The plastic capping on the outside of the board protects the core from the elements. These deck boards have a long life span and even come with a 25-year limited rot, stain, and fade warranty.

With a wide range in pricing to meet many budgets, capped composite decking is an excellent choice for your decking project. Capped composite also comes in various colors and grain patterns.

PVC Decking

PVC decking is the best long-term investment on the market. While the other choices in composite decking all have a wood mixture in the core, PVC decking is all plastic. This creates a deck board that will never rot.

PVC decking has a very similar capping to the capped composite decking and is also available in many colors and gain patterns. PVC decking offers a limited lifetime rot warranty and 50-year fade and stain.

This decking material is a top choice for your upcoming decking project.

Here at Hankins Decks LLC, we specialize in installing capped composite and PVC decking options, as they’re by far the best decking materials.

But your choices don’t end here.

Decking Profiles

From the top, all decking profiles may look the same. In fact, there are four different profiles:

Grooved Edges

Grooved decking has a notch cut into the side of the deck board. This groove allows the installer to attach the hidden fastener clips onto the deck board. The grooves are hard to see and take no strength away from the deck board.

Non-grooved Edges (Or Solid Edges)

The non-grooved deck boards have solid edges without any grooves. They are great for stairs, picture frame trim boards, and other uses where the board’s edge will be easily visible.

Solid Bottom

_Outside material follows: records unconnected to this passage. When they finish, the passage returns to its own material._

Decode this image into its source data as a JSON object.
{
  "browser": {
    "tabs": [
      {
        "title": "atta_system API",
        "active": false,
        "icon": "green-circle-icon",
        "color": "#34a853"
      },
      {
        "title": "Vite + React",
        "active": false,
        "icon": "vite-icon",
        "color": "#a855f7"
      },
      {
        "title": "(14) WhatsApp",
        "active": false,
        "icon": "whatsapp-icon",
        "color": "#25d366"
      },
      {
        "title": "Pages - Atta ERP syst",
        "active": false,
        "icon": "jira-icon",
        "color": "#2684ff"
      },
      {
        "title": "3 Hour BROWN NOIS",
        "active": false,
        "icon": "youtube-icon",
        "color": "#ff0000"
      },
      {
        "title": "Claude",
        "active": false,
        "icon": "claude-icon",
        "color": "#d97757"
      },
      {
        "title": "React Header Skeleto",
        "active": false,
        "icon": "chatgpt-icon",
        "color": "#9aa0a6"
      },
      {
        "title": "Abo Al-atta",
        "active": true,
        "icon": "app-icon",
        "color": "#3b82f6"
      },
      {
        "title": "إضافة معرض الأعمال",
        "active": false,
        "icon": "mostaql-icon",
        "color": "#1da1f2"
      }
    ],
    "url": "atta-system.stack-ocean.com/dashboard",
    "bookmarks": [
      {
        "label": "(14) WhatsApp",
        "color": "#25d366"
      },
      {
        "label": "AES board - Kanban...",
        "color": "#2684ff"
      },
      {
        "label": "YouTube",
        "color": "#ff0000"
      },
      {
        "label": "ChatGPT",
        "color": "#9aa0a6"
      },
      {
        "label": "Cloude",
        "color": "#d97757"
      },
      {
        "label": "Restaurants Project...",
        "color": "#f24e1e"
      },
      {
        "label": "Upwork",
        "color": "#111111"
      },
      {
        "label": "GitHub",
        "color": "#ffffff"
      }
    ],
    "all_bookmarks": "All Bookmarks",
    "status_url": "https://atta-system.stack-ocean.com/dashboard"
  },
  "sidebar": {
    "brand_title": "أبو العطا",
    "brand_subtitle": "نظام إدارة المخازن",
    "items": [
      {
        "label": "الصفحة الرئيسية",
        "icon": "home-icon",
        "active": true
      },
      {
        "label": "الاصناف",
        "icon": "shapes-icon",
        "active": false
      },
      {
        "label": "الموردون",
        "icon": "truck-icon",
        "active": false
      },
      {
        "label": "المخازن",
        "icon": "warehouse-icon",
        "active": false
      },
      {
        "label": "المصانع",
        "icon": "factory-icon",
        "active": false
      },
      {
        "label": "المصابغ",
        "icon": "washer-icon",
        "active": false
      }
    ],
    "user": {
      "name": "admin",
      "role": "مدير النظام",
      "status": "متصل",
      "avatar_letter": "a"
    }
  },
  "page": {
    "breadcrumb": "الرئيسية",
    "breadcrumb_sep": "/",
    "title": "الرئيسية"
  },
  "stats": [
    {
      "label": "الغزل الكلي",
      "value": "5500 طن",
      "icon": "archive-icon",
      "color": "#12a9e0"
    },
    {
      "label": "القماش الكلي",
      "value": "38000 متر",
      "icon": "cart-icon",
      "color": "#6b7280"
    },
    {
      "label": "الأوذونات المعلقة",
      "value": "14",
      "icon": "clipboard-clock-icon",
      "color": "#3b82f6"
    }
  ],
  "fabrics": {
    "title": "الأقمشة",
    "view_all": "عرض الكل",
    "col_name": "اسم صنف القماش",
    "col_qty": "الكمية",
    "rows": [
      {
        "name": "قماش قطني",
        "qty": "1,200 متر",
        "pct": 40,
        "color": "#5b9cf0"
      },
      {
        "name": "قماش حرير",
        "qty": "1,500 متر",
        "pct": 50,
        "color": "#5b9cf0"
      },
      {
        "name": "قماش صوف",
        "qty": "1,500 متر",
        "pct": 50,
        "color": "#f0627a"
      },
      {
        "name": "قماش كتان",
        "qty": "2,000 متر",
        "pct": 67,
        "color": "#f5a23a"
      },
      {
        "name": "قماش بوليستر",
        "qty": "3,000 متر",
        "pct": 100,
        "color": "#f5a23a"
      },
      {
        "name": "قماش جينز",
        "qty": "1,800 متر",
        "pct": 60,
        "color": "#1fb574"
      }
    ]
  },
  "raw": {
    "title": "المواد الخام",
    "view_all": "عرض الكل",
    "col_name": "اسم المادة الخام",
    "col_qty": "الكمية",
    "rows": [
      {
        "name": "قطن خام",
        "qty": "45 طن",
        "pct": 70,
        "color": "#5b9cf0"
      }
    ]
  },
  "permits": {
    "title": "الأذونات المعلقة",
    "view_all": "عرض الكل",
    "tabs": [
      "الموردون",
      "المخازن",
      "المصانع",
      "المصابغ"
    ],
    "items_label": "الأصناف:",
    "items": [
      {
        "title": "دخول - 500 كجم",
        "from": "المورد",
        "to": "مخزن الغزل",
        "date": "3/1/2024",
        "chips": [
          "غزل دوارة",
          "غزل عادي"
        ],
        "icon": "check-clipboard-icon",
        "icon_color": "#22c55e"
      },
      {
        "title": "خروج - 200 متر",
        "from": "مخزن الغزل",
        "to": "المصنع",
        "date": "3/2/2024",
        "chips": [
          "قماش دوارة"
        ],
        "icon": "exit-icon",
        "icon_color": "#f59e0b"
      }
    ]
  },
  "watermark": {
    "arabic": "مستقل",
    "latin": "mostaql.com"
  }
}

Solid bottom deck boards are the same thickness throughout the board. The bottom of the deck board is flat, and the whole board sits on the framework. These are the most common composite decking board styles and are standard on mid or high-end composite deck boards.

Scalloped bottom deck boards usually fall under the economy range with composite decking. To drop the decking board’s price point, manufacturers shave grooves in the bottom of the deck board. They are as heavy as the solid bottom composite but have only one usable side.

When it comes to scalloped composite decking vs solid bottom decking, both options are similar, but professionals will most often choose the solid composite deck boards.

Composite Decking Pricing

Composite decking pricing is probably one of the main concerns our customers have. Homeowners expect composite decking to be quite expensive, but it’s nothing like that.

In fact, certain wood decks are more expensive and require extensive maintenance to upkeep them.

Let’s see some average prices for different brands of composite decking:

Trex

A typical 24′ x 12′ deck will cost you $5,749 with good boards, $7,722 with better boards, and $9,336 with the best boards. Check out Trex decking price calculator here.

Fiberon

Fiberon has a lot of materials options. For the same deck dimensions, it costs around $6,000 for materials only. Fiberon’s decking price calculator is also a great tool to discover how much you should expect to pay for your decking boards.

Decking Line Grade Average Cost Cost Per Square Foot
Good Life Good $5,968 - $6,215 $10.85 - $11.30
Sanctuary Better $7,810 - $8,261 $14.20 - $15.02
Paramount Best $9,075 - $9,213 $16.05 - $16.79
Concordia-Symmetry Best $8,663 - $9,048 $15.75 - $16.45
Concordia-Horizon Best $8,663 - $9,048 $15.75 - $16.45

Timbertech

Timbertech boards are also split into categories. 

For their Pro Legacy Collection, homeowners pay around $7,700. Check out their pricing calculator here.

Conclusion

How does someone sort through manufacturers, colors, materials, and price points to decide what decking option works best for their home, taste, budget, and long-term plans? Start this endeavor, and you’ll find yourself spending weeks trying to decide.

This is where a knowledgeable contractor can stand out from the crowd.

Hankins Decks LLC is your local deck builder in Johnson and Jackson Counties. We offer a wide variety of decking options to create your perfect outdoor space! With our experts, you’ll get in-depth industry knowledge and answers to your most pressing questions.

Get in touch today and consult with a professional deck builder!

Man about to reuse an old deck framing